Ralph Naranjo is Cruising World's technical editor and is the Vandestar chair for the U.S. Naval Academy in Annapolis, MD
Midshipmen at the US Naval Academy are taught that sailboat lifelines are a grab-rail of last resort. They learn that these systems need to be carefully maintained and regularly checked for wear and tear.
1. Now that lower lifelines also play a key role in keeping movable "crew" ballast from going over-the-side, the safety ante has been raised, and it made sense for Navy Sailing and US SAILING to team up and take a closer look at what's involved. Analyzing the bits and pieces of hardware, stainless steel wire, and tubular stanchions that help keep crews on deck proved to be a significant challenge .
2. Mechanical Engineering majors at the Naval Academy developed a senior research project to analyze the lifeline system found aboard Navy 44's. They designed and oversaw the fabrication of a full scale jig that would be used as a base upon which to erect a life line system identical to what's found aboard the Navy sloops. The mids devised a tension loading system that replicated crew weight hiking against a lower lifeline, and installed instrumentation that measured the loads being imposed at numerous points around the jig.
3. Their initial findings indicated that lifeline wire, especially the 1X19 non coated rigging used on the academy boats, and the swages and hardware stood up well to the loads imposed. Surprisingly, the weak link in the system was the stern pulpit which was the first structure to give way under load.
4. Individual stanchions, swage fittings and other hardware were also tested to failure. Stanchions failed near their base as the tubing was crimped by the socket itself. These deflection failures were gradual, and in an actual sailing context they might prove to be less of a danger than an abrupt parting of the wire itself. Even so, the resulting slack in the lifeline could easily allow a crew member to be swept overboard.

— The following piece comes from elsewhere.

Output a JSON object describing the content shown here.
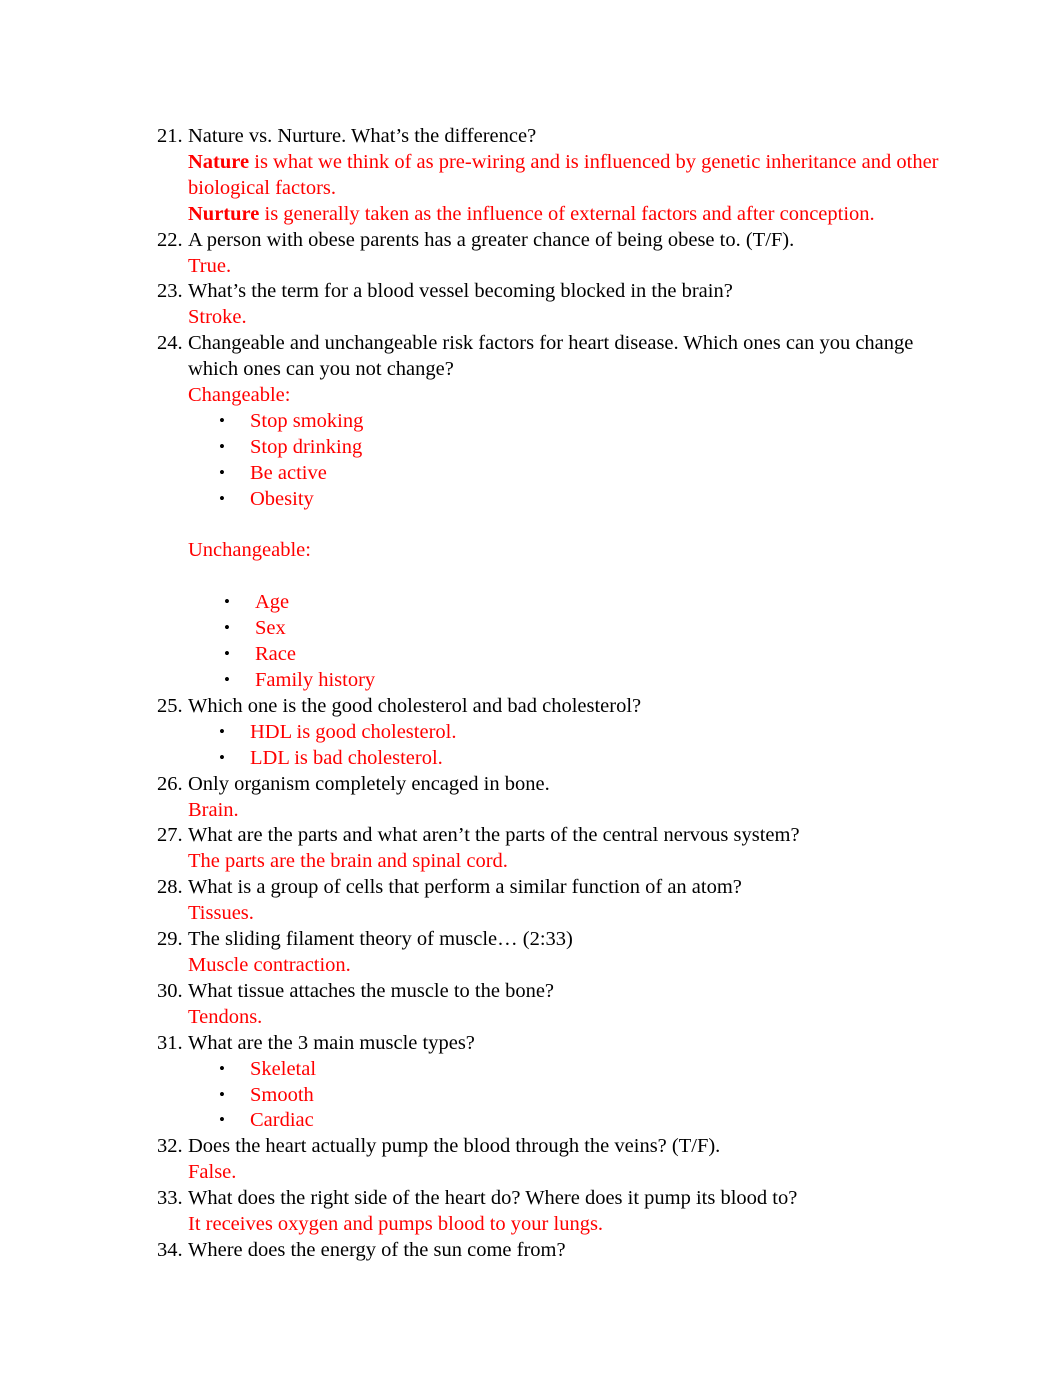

5. During the testing process data was carefully recorded, and after repeated measurements the midshipmen wrote up their results presenting their findings to the academic staff of the Mechanical Engineering Department. The peer review process provided an opportunity to evaluate the results as well as the test protocol itself. It also helped define additional areas that phase two of this project would look into.